§ **INSTRUCTIONS TO FOLLOW**: Every line of the data is to be output verbatim.

Collected data entries
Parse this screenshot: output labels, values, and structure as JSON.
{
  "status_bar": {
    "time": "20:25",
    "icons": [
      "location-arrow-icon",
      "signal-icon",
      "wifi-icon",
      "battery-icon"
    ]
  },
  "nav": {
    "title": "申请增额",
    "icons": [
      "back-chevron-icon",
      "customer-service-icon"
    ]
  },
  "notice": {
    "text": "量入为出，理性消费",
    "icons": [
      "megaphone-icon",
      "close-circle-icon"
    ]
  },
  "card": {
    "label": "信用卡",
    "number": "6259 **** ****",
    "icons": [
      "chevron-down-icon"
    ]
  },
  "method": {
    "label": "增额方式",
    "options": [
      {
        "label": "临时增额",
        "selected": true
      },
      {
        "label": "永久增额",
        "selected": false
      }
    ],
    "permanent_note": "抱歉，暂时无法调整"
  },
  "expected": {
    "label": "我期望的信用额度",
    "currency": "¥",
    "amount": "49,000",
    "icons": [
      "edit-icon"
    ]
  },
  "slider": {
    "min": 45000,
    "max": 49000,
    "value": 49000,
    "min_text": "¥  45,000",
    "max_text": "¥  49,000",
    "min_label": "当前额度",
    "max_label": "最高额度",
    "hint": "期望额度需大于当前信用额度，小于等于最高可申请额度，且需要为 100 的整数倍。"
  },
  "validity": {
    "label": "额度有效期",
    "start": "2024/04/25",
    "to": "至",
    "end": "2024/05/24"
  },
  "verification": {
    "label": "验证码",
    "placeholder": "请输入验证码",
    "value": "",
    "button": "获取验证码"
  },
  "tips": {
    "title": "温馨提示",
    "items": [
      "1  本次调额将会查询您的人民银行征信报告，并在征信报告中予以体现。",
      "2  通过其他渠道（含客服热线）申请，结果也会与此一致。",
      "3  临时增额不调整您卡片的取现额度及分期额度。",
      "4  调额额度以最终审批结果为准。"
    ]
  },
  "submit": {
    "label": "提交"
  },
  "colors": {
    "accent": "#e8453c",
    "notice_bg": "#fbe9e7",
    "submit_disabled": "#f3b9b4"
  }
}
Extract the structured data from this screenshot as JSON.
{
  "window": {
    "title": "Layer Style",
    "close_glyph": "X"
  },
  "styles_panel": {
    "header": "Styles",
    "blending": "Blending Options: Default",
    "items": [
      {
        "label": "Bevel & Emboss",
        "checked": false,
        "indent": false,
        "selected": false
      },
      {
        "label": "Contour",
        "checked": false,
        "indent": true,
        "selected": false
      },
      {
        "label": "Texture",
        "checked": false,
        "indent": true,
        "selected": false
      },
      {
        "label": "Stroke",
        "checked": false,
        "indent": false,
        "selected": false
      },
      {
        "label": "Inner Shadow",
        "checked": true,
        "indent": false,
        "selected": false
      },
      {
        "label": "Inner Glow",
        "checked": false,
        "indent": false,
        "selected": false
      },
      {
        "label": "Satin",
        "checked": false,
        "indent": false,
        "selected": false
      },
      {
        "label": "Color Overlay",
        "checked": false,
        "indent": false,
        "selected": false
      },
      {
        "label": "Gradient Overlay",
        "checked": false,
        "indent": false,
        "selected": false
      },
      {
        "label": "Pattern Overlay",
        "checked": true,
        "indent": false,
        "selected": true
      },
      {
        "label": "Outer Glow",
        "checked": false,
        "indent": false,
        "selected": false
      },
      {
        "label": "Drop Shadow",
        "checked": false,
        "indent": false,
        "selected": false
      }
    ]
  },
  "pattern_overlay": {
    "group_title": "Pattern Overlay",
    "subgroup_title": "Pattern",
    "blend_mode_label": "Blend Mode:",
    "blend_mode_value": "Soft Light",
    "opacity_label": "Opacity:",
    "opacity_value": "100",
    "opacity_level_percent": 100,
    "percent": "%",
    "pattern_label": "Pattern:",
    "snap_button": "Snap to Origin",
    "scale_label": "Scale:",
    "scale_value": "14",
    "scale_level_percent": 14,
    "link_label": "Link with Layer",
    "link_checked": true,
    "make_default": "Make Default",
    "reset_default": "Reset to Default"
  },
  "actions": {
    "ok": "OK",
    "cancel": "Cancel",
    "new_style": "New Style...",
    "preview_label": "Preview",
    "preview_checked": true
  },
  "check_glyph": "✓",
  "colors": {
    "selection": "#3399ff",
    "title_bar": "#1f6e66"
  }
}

§ **ANSWER BELOW**:
Parse this screenshot: output labels, values, and structure as JSON.
{
  "status_bar": {
    "time": "20:25",
    "icons": [
      "location-arrow-icon",
      "signal-icon",
      "wifi-icon",
      "battery-icon"
    ]
  },
  "nav": {
    "title": "申请增额",
    "icons": [
      "back-chevron-icon",
      "customer-service-icon"
    ]
  },
  "notice": {
    "text": "量入为出，理性消费",
    "icons": [
      "megaphone-icon",
      "close-circle-icon"
    ]
  },
  "card": {
    "label": "信用卡",
    "number": "6259 **** ****",
    "icons": [
      "chevron-down-icon"
    ]
  },
  "method": {
    "label": "增额方式",
    "options": [
      {
        "label": "临时增额",
        "selected": true
      },
      {
        "label": "永久增额",
        "selected": false
      }
    ],
    "permanent_note": "抱歉，暂时无法调整"
  },
  "expected": {
    "label": "我期望的信用额度",
    "currency": "¥",
    "amount": "49,000",
    "icons": [
      "edit-icon"
    ]
  },
  "slider": {
    "min": 45000,
    "max": 49000,
    "value": 49000,
    "min_text": "¥  45,000",
    "max_text": "¥  49,000",
    "min_label": "当前额度",
    "max_label": "最高额度",
    "hint": "期望额度需大于当前信用额度，小于等于最高可申请额度，且需要为 100 的整数倍。"
  },
  "validity": {
    "label": "额度有效期",
    "start": "2024/04/25",
    "to": "至",
    "end": "2024/05/24"
  },
  "verification": {
    "label": "验证码",
    "placeholder": "请输入验证码",
    "value": "",
    "button": "获取验证码"
  },
  "tips": {
    "title": "温馨提示",
    "items": [
      "1  本次调额将会查询您的人民银行征信报告，并在征信报告中予以体现。",
      "2  通过其他渠道（含客服热线）申请，结果也会与此一致。",
      "3  临时增额不调整您卡片的取现额度及分期额度。",
      "4  调额额度以最终审批结果为准。"
    ]
  },
  "submit": {
    "label": "提交"
  },
  "colors": {
    "accent": "#e8453c",
    "notice_bg": "#fbe9e7",
    "submit_disabled": "#f3b9b4"
  }
}
Extract the structured data from this screenshot as JSON.
{
  "window": {
    "title": "Layer Style",
    "close_glyph": "X"
  },
  "styles_panel": {
    "header": "Styles",
    "blending": "Blending Options: Default",
    "items": [
      {
        "label": "Bevel & Emboss",
        "checked": false,
        "indent": false,
        "selected": false
      },
      {
        "label": "Contour",
        "checked": false,
        "indent": true,
        "selected": false
      },
      {
        "label": "Texture",
        "checked": false,
        "indent": true,
        "selected": false
      },
      {
        "label": "Stroke",
        "checked": false,
        "indent": false,
        "selected": false
      },
      {
        "label": "Inner Shadow",
        "checked": true,
        "indent": false,
        "selected": false
      },
      {
        "label": "Inner Glow",
        "checked": false,
        "indent": false,
        "selected": false
      },
      {
        "label": "Satin",
        "checked": false,
        "indent": false,
        "selected": false
      },
      {
        "label": "Color Overlay",
        "checked": false,
        "indent": false,
        "selected": false
      },
      {
        "label": "Gradient Overlay",
        "checked": false,
        "indent": false,
        "selected": false
      },
      {
        "label": "Pattern Overlay",
        "checked": true,
        "indent": false,
        "selected": true
      },
      {
        "label": "Outer Glow",
        "checked": false,
        "indent": false,
        "selected": false
      },
      {
        "label": "Drop Shadow",
        "checked": false,
        "indent": false,
        "selected": false
      }
    ]
  },
  "pattern_overlay": {
    "group_title": "Pattern Overlay",
    "subgroup_title": "Pattern",
    "blend_mode_label": "Blend Mode:",
    "blend_mode_value": "Soft Light",
    "opacity_label": "Opacity:",
    "opacity_value": "100",
    "opacity_level_percent": 100,
    "percent": "%",
    "pattern_label": "Pattern:",
    "snap_button": "Snap to Origin",
    "scale_label": "Scale:",
    "scale_value": "14",
    "scale_level_percent": 14,
    "link_label": "Link with Layer",
    "link_checked": true,
    "make_default": "Make Default",
    "reset_default": "Reset to Default"
  },
  "actions": {
    "ok": "OK",
    "cancel": "Cancel",
    "new_style": "New Style...",
    "preview_label": "Preview",
    "preview_checked": true
  },
  "check_glyph": "✓",
  "colors": {
    "selection": "#3399ff",
    "title_bar": "#1f6e66"
  }
}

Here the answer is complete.